In the real world, we cannot isolate each factor from one another. Instead, we have to contend with all three combining to create various scenarios. Along expressways, for example, the volume of vehicles might be high and so are distances. Time exposure can be lower due to high speeds. Yet high speeds can contribute to increased likelihood of crashes. Meanwhile, traffic congestion has all the ingredients for maximizing the likelihood for crashes and, by extension, viral infection. Long commutes (by time and distance) plus high volumes of people and vehicles combine to create the worst case scenario from the perspectives of both road safety and infection, which are both public health issues.
Next – Why we should not return to the old normal…
I am posting for reference this article compiling helpful references for urban planning in the context of the COVID-19 pandemic. Most of the references listed are based on the US experience and I am sure there is already a wealth of information coming from other countries as well including those that have been successful in mitigating the effects of the pandemic.
Brasuell, J. (2020) “Urban Planning Resources for COVID-19”, Planetizen, https://www.planetizen.com/node/109238?utm_source=newswire&utm_medium=email&utm_campaign=news-05142020&mc_cid=2e155996b6&mc_eid=9ccfe464b1 [Last accessed: 5/16/2020]

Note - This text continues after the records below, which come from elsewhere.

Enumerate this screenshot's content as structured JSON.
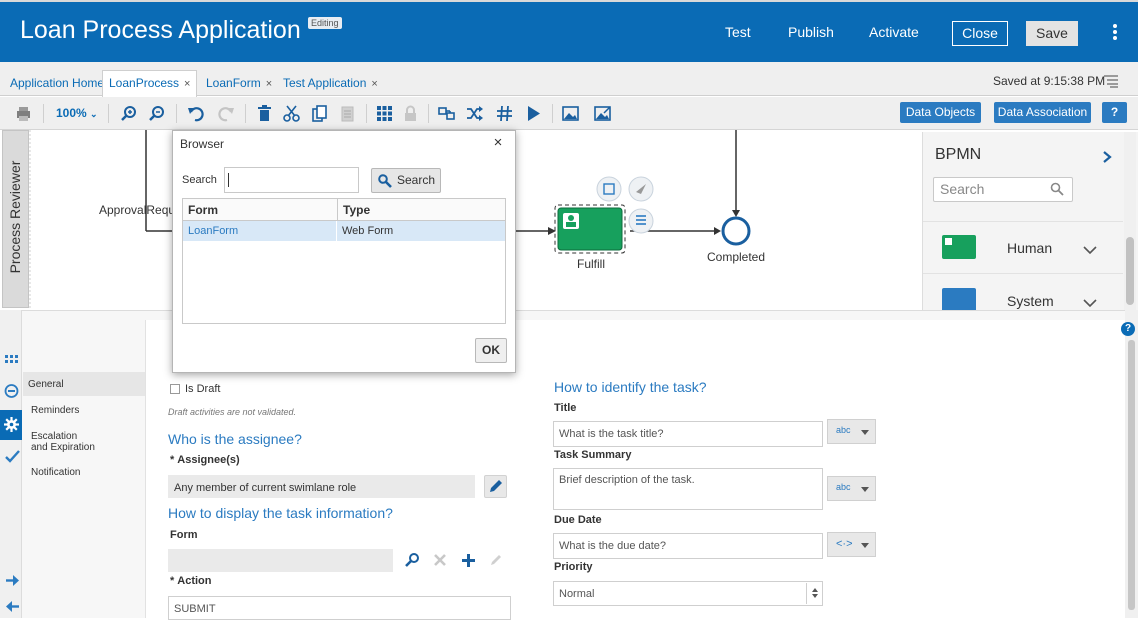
{
  "header": {
    "title": "Loan Process Application",
    "badge": "Editing",
    "links": [
      "Test",
      "Publish",
      "Activate"
    ],
    "close_label": "Close",
    "save_label": "Save",
    "accent": "#0a6bb5"
  },
  "tabs": {
    "items": [
      {
        "label": "Application Home"
      },
      {
        "label": "LoanProcess"
      },
      {
        "label": "LoanForm"
      },
      {
        "label": "Test Application"
      }
    ],
    "active": "LoanProcess",
    "close_glyph": "×",
    "saved_text": "Saved at 9:15:38 PM"
  },
  "toolbar": {
    "zoom_label": "100%",
    "data_objects_label": "Data Objects",
    "data_association_label": "Data Association",
    "help_label": "?"
  },
  "canvas": {
    "reviewer_label": "Process Reviewer",
    "lane_label": "ApprovalRequ",
    "fulfill_label": "Fulfill",
    "completed_label": "Completed"
  },
  "palette": {
    "title": "BPMN",
    "search_placeholder": "Search",
    "items": [
      {
        "label": "Human",
        "color": "#17a05d"
      },
      {
        "label": "System",
        "color": "#2b7bc1"
      }
    ]
  },
  "sidenav": {
    "items": [
      "General",
      "Reminders",
      "Escalation",
      "and Expiration",
      "Notification"
    ],
    "active": "General"
  },
  "form": {
    "is_draft_label": "Is Draft",
    "draft_note": "Draft activities are not validated.",
    "assignee_section": "Who is the assignee?",
    "assignee_label": "Assignee(s)",
    "assignee_value": "Any member of current swimlane role",
    "display_section": "How to display the task information?",
    "form_label": "Form",
    "form_value": "",
    "action_label": "Action",
    "action_value": "SUBMIT",
    "identify_section": "How to identify the task?",
    "title_label": "Title",
    "title_placeholder": "What is the task title?",
    "summary_label": "Task Summary",
    "summary_placeholder": "Brief description of the task.",
    "due_label": "Due Date",
    "due_placeholder": "What is the due date?",
    "priority_label": "Priority",
    "priority_value": "Normal",
    "abc_label": "abc",
    "expr_label": "<·>"
  },
  "dialog": {
    "title": "Browser",
    "close_glyph": "×",
    "search_label": "Search",
    "search_value": "",
    "search_button": "Search",
    "columns": [
      "Form",
      "Type"
    ],
    "rows": [
      {
        "form": "LoanForm",
        "type": "Web Form"
      }
    ],
    "ok_label": "OK"
  }
}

A friend posted this on social media as news came out about the government’s statement on its considering a single bus route for EDSA. EDSA, of course, is Circumferential Road 4 and perhaps the busiest road in Metropolitan Manila in terms of volumes of people and vehicles traversing this road. Public transportation along EDSA is mainly by buses and the MRT Line 3. Line 3’s capacity is already diminished despite the high demand for it mainly because of the number of train sets that are currently in operation. Buses, meanwhile, are split among the many routes converging along much of EDSA. These routes are shown in the map on the left where you can see the overlapping routes that have various end points.
Of course, it is best to read the Final Report of this study. That way, one is able to see the overall context for this section that is part of the concluding part of the report. I recall that the consulting team from UP was able to map the routes of other public utility vehicles like jeepneys and UV Express from that time. Perhaps the DOTr still has a copy somewhere? The NCTS Library in UP Diliman is currently closed so one may have to search the internet first for a copy of the study or perhaps snippets of it here and there. Perhaps related to this is a proposal to revive (or maybe the right word is ‘resurrect’?) the now defunct Metro Manila Transit Corporation or MMTC that used to dominate EDSA and other major roads in direct competition with the few private bus companies during its heydays as well as the jeepneys.
I just wanted to post, share and document here the DOTr’s Guidelines for Public Transport Operations for areas under General Community Quarantine (GCQ). The images are self explanatory so I will not discuss these nor will I offer a critique at this point. The following are public and posted on DOTr’s social media pages (i.e., Facebook) and have been shared and circulating among the public. I also post it here for future reference as I do to many other references like articles and infographics.